**Task statement**: Could you find every line in the records below that contains the word "label" and copy it?

**Information supplied**:

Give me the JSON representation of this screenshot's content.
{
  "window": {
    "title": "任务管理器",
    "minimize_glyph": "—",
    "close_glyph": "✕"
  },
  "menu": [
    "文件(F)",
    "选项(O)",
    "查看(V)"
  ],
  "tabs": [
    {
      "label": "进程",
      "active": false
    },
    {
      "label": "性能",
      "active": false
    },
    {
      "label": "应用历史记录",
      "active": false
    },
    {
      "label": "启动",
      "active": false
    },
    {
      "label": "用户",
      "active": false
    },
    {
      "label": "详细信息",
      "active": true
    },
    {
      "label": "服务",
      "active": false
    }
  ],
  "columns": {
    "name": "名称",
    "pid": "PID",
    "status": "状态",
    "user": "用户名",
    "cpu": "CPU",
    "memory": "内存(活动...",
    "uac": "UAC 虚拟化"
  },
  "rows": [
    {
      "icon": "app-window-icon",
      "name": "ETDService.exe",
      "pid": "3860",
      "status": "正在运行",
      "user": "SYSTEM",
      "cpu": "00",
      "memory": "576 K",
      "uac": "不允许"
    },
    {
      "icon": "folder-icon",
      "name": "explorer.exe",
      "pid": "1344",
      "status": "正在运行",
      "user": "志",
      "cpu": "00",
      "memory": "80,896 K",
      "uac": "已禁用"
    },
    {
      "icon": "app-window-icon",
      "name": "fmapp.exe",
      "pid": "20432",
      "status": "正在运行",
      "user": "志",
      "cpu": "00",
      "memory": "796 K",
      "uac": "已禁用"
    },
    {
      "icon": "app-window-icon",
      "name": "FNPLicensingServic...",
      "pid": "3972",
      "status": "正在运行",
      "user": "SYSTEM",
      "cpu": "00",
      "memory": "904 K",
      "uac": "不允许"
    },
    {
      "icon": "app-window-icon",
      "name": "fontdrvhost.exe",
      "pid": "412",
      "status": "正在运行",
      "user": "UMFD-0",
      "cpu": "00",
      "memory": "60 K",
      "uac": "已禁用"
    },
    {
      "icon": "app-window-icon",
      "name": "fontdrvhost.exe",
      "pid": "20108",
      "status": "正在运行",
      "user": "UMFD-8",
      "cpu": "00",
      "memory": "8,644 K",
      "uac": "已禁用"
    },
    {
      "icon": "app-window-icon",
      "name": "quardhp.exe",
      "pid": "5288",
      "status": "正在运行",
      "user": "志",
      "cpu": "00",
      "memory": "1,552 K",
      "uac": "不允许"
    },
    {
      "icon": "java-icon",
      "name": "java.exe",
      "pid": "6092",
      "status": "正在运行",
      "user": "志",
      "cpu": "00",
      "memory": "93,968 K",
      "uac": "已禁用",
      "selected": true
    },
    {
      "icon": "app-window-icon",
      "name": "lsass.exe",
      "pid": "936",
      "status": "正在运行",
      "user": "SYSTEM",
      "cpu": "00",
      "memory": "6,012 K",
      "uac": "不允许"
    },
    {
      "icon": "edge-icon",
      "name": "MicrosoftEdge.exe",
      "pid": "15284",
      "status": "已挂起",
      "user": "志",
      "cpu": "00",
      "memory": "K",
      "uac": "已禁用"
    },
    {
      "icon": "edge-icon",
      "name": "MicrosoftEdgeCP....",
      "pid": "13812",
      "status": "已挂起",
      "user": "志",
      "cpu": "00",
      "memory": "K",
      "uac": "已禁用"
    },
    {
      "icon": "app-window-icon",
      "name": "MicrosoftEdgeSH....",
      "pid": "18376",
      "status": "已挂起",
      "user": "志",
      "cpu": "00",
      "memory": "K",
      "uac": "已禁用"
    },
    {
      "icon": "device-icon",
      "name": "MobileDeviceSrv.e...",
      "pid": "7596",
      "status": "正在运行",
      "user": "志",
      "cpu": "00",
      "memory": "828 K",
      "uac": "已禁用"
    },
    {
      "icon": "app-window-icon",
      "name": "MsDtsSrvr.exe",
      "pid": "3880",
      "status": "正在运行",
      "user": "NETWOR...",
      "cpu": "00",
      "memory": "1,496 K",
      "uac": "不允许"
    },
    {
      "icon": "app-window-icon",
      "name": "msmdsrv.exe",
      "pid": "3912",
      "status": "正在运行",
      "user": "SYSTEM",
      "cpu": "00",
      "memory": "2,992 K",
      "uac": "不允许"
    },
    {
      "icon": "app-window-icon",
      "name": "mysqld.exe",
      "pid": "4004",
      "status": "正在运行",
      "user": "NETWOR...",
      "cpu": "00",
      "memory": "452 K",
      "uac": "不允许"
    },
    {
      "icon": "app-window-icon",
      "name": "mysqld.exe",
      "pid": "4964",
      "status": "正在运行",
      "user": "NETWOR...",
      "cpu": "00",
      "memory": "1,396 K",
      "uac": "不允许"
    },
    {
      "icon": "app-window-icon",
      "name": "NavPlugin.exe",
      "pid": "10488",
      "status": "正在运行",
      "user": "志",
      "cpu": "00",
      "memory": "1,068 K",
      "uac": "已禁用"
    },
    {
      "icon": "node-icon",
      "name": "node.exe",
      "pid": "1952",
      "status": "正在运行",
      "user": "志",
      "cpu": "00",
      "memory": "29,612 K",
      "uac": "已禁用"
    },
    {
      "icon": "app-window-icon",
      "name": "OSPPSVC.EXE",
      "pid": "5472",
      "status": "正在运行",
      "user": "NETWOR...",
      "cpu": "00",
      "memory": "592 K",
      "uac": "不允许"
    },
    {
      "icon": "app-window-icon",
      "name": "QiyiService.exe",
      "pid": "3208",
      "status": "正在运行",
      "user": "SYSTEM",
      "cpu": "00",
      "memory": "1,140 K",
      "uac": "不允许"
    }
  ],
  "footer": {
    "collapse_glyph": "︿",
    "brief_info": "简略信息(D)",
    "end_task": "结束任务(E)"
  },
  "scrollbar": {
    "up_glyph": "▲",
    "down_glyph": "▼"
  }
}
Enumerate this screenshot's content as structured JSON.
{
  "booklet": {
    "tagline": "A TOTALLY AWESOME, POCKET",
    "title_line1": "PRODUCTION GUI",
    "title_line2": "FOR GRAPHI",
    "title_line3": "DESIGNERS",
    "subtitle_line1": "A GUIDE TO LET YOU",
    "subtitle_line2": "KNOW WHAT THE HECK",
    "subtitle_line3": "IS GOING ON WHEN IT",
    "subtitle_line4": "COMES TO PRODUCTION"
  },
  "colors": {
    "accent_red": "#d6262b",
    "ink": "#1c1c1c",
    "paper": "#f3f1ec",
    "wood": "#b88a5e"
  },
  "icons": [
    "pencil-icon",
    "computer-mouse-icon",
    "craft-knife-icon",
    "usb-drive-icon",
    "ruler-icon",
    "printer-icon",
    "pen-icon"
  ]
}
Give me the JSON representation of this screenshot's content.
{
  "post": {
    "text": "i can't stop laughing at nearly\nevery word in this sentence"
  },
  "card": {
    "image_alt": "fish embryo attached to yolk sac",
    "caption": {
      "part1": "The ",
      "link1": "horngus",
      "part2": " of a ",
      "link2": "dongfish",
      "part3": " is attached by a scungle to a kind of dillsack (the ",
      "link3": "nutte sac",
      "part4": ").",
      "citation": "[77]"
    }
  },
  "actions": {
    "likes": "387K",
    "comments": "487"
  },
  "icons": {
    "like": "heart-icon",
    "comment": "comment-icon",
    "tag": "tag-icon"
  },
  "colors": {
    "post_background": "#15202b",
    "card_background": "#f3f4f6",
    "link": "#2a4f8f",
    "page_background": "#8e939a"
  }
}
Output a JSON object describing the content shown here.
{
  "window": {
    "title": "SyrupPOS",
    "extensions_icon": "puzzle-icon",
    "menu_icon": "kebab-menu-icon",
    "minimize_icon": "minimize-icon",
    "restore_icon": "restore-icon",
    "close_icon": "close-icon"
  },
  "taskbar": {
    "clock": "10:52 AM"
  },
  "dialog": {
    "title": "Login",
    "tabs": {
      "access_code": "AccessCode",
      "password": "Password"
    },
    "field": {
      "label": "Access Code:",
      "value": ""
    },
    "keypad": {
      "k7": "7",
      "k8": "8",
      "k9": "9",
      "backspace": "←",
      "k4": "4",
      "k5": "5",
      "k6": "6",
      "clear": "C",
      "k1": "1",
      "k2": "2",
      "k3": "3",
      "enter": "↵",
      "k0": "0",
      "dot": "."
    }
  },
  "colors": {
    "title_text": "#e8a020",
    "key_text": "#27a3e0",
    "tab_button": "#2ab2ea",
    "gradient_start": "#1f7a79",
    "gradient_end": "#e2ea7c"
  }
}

**Response below**:
      "label": "进程",
      "label": "性能",
      "label": "应用历史记录",
      "label": "启动",
      "label": "用户",
      "label": "详细信息",
      "label": "服务",
      "label": "Access Code:",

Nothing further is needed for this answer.